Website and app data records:
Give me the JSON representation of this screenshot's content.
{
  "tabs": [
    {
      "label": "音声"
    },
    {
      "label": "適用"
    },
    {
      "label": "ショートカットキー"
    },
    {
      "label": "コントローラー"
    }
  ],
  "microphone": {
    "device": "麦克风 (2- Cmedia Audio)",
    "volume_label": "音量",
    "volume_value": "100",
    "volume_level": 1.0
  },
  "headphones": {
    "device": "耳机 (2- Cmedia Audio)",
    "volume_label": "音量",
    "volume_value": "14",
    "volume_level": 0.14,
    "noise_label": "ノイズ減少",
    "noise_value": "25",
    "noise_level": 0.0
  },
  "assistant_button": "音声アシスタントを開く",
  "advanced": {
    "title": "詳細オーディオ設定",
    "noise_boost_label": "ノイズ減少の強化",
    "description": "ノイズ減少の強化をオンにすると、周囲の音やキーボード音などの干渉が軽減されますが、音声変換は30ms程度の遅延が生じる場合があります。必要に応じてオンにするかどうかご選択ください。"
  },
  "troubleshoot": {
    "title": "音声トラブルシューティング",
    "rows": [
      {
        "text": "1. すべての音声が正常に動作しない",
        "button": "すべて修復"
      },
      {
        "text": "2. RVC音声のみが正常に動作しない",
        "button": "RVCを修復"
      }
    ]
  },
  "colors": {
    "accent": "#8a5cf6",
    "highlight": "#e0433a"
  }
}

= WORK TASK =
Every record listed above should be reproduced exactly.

= OUTPUT OF THE TASK =
Give me the JSON representation of this screenshot's content.
{
  "tabs": [
    {
      "label": "音声"
    },
    {
      "label": "適用"
    },
    {
      "label": "ショートカットキー"
    },
    {
      "label": "コントローラー"
    }
  ],
  "microphone": {
    "device": "麦克风 (2- Cmedia Audio)",
    "volume_label": "音量",
    "volume_value": "100",
    "volume_level": 1.0
  },
  "headphones": {
    "device": "耳机 (2- Cmedia Audio)",
    "volume_label": "音量",
    "volume_value": "14",
    "volume_level": 0.14,
    "noise_label": "ノイズ減少",
    "noise_value": "25",
    "noise_level": 0.0
  },
  "assistant_button": "音声アシスタントを開く",
  "advanced": {
    "title": "詳細オーディオ設定",
    "noise_boost_label": "ノイズ減少の強化",
    "description": "ノイズ減少の強化をオンにすると、周囲の音やキーボード音などの干渉が軽減されますが、音声変換は30ms程度の遅延が生じる場合があります。必要に応じてオンにするかどうかご選択ください。"
  },
  "troubleshoot": {
    "title": "音声トラブルシューティング",
    "rows": [
      {
        "text": "1. すべての音声が正常に動作しない",
        "button": "すべて修復"
      },
      {
        "text": "2. RVC音声のみが正常に動作しない",
        "button": "RVCを修復"
      }
    ]
  },
  "colors": {
    "accent": "#8a5cf6",
    "highlight": "#e0433a"
  }
}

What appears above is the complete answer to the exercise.